Misusing Time

Earlier today I was having a conversation with Sumudu about Evernote and the topic of where the data sits came up. A lot of SaaS platforms tend to store people's information on Amazon's Web Service platform or Microsoft's Azure alternative. Evernote is a little different in that the data we upload to them is stored on Google's Cloud Platform. Given my reticence at having Google know too much about me, the question of how comfortable I was with the knowledge that the scans of receipts and medical diagnoses that I've put into Evernote over the years is theoretically available to Google1. As one would expect, I am not all that keen on Google being the place where too much of my data is kept. But what is the alternative? I've tried multiple different note applications since leaving Evernote a few years back, and they're all a collection of compromises in comparison. What am I to do, then? Build my own solution?

A self-hosted Evernote alternative would be an interesting project to work on, and there is already prior work done for such a system that I could continue building on. One of the reasons I stopped working on my own Notes SaaS is because I wanted to focus on getting 10Cv5 ready and out the door. Another was that one of the big reasons I like Evernote is because of the seamless OCR feature that reads through PDFs and most image formats to find words and make them part of the note's metadata, making it possible to search for notes based on the text contained in an image. This is very cool and not at all easy to do with a personal project. There are software libraries out there that will do this, but many of them are either very expensive or just too resource-intensive to use on consumer-grade hardware. Rather than bang my head against the wall by building yet another note-taking app that requires people to compromise, it just makes sense to use Evernote platform … especially considering how I just picked up three Moleskin notebooks that work with the service.

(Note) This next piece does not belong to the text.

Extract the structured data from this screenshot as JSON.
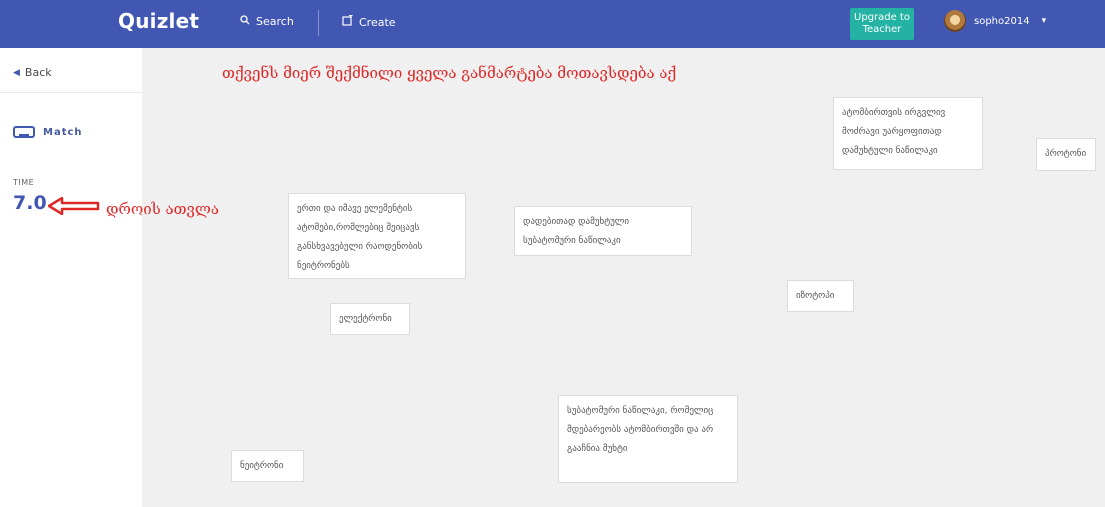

Fifteen minutes later, while working on something for the day job, a solution to the OCR problem flashed through my head. I had devised a way to make OCR work, which would lead to the ability to search for words contained in images and PDFs, and to even handle handwriting to a certain degree. The difficult features that encouraged me to return to Evernote now had valid solutions. I quickly slapped together a proof of concept and, less than 20 minutes later, I had proved that the mechanism was sound. PDFs and high-resolution JPEG images were being "read" in both English and Japanese with minimal effort on my part. Lovely!

But is there a market for an Evernote alternative? What sort of features would I need to have right out of the gate to gain traction? Is this something that people would consider a subscription for — even if it's a one-time, lifetime subscription option — so that it might be possible to dedicate a proper amount of time and resources to the project?

There are a number of threads on various forums including Reddit where people ask about viable alternatives to the green elephant to no avail. A lot of people seem to want an alternative and lament the friction involved with the other note-taking applications.

An A5-sized notebook on the shelf next to me has a lot of handwritten notes and diagrams outlining the requirements of what a proper competitor would need in order to wrest people away from Evernote and the local-file options. There were even scribbles talking about how the server component could be made open source while saving some of the nicer features for the hosted version that I would make available. The ideas seemed reasonable.

Then I glanced at the clock and saw that an entire hour had been spent looking into something that, in reality, would likely be a gross misuse of time. If there was a strong market demand for an Evernote alternative, there would be plenty already. Fact of the matter is that there does not seem to be a large enough group of people (that I'm aware of) that would like yet another text editor on their devices. Rather than invest the time into something that would not help me towards the goal of self-employment by 2022, it would make much more sense to focus on the day job until the end of the shift, then spend some time with 10C and maybe fix a bug or two.

While the goal to be self-employed and provide useful tools to people is noble, it can't be done during regular working hours. A distraction like this may be alright for a couple of minutes, especially when a technical problem is solved, but any more than 5 and it quickly becomes a misuse of time.

  1. Evernote explains that, as a cloud provider, Google is subject to strict security and legal obligations which limit Google’s access to Evernote data. The data put into Evernote belongs to the uploader. Google will not process data for any purpose other than to fulfill contractual obligations such as delivery. Given the fallout that would occur should Google be found in breach of this, it's probably safe to assume that nobody will be doing anything stupid.